Ping Zhang, Ph.D.
My laboratory studies the structural and mechanistic basis of multi-component kinase signaling complexes that are linked to human cancers and other diseases, with a long-term goal of developing new therapeutic strategies. Current research topics include an oncogenic PKA kinase fusion protein, the Raf family kinases and the leucine rich repeat kinases. We apply integrated structural biology (single-particle cryo-electron microscopy and X-ray crystallography) and biochemical approaches to achieve our objective of studying these kinase complexes in their functional states. This strategy is used to reveal the mechanistic details and factors critical for driving the functional activities of these kinases and how these activities may be altered in pathological states.
1) kinase, 2) cell signaling, 3) cancer biology, 4) structural biology
We apply interdisciplinary approaches spanning many fields such as cryoEM, X-ray crystallography, solution methods, biochemistry, and cell signaling, etc. We aim to combine structural and functional studies to reveal the molecular mechanism of kinase complexes in health and disease and help develop novel reagents that may eventually lead to a cure for cancer and other diseases.
Selected Recent Publications
Two PKA RIα Holoenzyme States Define ATP as an Isoform-Specific Orthosteric Inhibitor That Competes With the Allosteric Activator, cAMP.Proc Natl Acad Sci U S A. 116(33): 16347-56, 2019. [ Journal Article ]
Atomic Resolution cryo-EM Structure of a Native-Like CENP-A Nucleosome Aided by an Antibody Fragment.Nat Commun. 10(1): 2301, 2019. [ Journal Article ]
- Structure. 27(5): 816-28, 2019. [ Journal Article ]
- J Mol Biol. 430(18 Pt B): 3093-3110, 2018. [ Journal Article ]
- PLoS Biol. 13(7): e1002192, 2015. [ Journal Article ]
Dr. Zhang received her Ph.D. training in Dr. Michael Rossmann’s lab at Purdue University in the field of biochemistry and structural virology. Her Ph.D. project was resolving the structures of poliovirus-receptor complexes using X-ray crystallography and cryo-electron microscopy (cryo-EM). She completed her postdoctoral training in Dr. Susan Taylor’s laboratory at UCSD, working on a signal transduction system related to human diseases and learning other techniques in structural biology and cell signaling that are suited for studying dynamic signaling complexes.

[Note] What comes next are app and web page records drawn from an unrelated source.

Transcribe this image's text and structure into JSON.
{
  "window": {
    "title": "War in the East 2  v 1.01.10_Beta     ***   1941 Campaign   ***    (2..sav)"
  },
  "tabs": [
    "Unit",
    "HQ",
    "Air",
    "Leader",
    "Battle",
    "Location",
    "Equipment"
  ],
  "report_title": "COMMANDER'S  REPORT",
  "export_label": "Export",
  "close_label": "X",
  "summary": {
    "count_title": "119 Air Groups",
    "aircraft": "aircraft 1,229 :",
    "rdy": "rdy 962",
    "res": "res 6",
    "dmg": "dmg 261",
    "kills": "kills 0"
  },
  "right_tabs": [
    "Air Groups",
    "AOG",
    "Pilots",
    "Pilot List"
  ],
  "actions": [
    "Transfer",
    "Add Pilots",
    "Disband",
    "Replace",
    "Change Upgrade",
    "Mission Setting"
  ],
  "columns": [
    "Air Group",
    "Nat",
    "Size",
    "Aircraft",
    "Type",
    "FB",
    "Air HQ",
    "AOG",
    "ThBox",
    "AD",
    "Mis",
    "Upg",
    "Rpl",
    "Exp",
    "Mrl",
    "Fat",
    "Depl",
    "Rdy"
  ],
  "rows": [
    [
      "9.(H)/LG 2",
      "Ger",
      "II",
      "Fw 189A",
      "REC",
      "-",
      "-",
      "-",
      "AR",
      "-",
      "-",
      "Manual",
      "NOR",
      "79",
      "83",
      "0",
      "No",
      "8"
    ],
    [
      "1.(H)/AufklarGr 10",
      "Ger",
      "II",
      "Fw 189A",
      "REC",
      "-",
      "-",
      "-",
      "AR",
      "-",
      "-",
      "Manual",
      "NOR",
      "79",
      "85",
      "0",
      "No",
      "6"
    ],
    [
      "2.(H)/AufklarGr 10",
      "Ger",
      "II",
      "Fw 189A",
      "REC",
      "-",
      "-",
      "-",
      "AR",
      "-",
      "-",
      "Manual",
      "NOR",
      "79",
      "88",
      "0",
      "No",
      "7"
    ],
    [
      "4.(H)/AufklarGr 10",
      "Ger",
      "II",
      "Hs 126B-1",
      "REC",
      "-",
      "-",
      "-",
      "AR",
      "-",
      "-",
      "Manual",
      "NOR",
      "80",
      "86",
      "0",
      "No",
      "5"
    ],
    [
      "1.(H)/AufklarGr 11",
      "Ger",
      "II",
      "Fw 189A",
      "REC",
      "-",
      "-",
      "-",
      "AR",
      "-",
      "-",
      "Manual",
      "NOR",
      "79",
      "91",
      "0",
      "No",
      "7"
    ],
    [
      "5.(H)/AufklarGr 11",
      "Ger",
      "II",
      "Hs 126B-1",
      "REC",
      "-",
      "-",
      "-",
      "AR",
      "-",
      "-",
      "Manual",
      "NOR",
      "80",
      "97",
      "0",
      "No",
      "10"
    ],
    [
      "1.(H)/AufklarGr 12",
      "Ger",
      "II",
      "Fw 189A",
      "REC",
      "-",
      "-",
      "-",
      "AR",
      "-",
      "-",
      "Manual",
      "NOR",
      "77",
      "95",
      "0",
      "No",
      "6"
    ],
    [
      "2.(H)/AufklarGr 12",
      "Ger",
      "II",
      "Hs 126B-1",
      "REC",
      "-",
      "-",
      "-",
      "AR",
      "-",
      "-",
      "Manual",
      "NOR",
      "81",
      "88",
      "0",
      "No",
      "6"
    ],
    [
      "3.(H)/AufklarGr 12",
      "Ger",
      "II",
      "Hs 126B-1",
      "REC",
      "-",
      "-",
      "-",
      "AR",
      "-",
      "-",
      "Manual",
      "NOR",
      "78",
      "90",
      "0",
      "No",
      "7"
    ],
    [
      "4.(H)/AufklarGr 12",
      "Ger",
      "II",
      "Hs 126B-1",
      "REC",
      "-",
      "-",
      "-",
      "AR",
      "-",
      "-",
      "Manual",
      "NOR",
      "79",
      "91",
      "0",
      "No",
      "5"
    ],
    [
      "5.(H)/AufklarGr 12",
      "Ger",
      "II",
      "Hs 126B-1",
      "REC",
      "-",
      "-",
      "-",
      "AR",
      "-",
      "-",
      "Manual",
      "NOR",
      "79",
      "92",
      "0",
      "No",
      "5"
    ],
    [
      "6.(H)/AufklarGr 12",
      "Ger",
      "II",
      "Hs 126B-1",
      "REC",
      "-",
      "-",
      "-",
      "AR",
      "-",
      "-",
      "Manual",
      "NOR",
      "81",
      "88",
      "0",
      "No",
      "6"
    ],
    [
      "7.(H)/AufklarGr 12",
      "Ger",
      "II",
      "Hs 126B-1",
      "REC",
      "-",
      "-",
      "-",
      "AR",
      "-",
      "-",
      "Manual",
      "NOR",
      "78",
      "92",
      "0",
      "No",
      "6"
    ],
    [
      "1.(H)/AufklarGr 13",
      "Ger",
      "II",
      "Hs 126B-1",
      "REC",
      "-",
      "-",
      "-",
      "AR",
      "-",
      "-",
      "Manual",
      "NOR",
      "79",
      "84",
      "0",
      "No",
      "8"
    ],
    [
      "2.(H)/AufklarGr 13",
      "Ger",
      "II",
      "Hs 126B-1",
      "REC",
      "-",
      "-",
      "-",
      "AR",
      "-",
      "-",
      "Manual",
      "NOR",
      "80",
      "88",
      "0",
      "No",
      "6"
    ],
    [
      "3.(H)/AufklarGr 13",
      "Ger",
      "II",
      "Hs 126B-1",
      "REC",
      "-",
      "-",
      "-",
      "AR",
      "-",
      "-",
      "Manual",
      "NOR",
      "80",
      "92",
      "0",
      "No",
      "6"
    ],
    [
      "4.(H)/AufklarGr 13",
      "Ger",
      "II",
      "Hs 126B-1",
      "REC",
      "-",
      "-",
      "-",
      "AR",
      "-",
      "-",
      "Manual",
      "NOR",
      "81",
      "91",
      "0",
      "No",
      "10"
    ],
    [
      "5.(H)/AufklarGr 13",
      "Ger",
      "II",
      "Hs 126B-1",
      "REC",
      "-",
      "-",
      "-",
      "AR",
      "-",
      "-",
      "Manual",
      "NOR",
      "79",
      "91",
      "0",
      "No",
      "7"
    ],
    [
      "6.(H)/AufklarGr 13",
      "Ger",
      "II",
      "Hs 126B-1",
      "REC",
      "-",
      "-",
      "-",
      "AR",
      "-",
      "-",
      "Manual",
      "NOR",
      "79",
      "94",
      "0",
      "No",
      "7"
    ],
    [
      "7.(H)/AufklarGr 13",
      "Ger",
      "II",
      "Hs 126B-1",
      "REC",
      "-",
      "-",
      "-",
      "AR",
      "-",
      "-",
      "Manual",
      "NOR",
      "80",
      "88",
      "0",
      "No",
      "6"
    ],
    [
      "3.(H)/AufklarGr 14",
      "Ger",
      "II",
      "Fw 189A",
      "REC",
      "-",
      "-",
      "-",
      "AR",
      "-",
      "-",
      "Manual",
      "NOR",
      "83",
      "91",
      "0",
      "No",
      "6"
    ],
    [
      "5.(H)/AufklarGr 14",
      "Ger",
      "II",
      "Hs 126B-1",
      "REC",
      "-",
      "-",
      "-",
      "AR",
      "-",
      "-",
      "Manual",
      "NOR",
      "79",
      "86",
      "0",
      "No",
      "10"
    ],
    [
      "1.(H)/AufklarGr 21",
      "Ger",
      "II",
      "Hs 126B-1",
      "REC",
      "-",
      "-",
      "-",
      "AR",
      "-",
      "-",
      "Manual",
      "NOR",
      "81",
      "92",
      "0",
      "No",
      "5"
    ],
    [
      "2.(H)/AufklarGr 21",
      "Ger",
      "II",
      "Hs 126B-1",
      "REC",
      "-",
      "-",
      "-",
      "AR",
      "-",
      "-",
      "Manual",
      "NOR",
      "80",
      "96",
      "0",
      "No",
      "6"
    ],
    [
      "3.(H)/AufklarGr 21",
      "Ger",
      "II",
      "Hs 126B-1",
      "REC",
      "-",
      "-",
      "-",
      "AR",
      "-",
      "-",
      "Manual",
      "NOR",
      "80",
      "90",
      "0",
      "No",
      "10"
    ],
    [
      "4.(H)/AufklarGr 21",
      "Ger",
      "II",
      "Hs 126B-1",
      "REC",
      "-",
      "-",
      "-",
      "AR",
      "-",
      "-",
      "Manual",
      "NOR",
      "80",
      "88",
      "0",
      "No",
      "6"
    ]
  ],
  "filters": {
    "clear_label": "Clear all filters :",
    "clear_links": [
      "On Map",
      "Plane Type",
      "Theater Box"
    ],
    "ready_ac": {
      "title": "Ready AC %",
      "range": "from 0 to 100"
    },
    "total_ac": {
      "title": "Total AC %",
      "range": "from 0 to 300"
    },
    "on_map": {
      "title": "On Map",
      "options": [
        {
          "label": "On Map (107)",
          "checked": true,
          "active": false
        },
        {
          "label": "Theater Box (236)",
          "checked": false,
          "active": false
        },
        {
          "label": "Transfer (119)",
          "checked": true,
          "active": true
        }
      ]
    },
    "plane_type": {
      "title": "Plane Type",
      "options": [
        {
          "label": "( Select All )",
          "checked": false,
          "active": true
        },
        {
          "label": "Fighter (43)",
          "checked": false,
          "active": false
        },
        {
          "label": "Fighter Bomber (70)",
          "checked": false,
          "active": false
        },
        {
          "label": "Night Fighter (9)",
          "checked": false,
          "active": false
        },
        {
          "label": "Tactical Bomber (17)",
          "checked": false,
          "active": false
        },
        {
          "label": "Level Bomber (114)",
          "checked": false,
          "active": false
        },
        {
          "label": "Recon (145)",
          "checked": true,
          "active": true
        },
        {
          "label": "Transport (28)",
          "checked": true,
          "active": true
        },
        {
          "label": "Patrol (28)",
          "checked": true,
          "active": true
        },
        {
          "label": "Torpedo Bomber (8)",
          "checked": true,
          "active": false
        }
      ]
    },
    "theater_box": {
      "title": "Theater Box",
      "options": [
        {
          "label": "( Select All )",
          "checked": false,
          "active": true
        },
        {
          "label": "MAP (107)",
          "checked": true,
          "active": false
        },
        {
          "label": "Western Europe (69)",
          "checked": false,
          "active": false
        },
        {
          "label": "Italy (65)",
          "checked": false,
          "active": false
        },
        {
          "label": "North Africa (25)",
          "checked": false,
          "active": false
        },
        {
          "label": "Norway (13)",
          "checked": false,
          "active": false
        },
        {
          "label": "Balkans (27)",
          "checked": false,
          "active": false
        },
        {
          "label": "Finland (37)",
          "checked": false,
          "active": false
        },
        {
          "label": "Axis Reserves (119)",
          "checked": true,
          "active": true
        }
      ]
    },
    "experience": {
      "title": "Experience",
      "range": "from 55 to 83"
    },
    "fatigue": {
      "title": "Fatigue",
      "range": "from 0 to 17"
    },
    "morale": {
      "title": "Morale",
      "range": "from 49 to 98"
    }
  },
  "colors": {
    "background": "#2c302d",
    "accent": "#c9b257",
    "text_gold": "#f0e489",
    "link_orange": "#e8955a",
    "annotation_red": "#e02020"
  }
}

She joined the Structural Biophysics Laboratory at NCI as a Stadtman Tenure Track Investigator in August 2016.
|Position||Degree Required||Contact Name||E-mail Address|
|Post-doctoral Fellow - Kinase, structural biology||Ph.D. or equivalent, M.D. or equivalent||Ping Zhangfirstname.lastname@example.org|
|Ning Li Ph.D.||Research Fellow|
|Juliana Andrea Martinez Fiesco Ph.D.||Postdoctoral Fellow (Visiting)|
Current position: Scientist, University of Bristol
Current position: Principle investigator, Beijing Tuojie Biomedical Technology Co., Ltd
Current position: Scientist, Thermal Fisher, Boston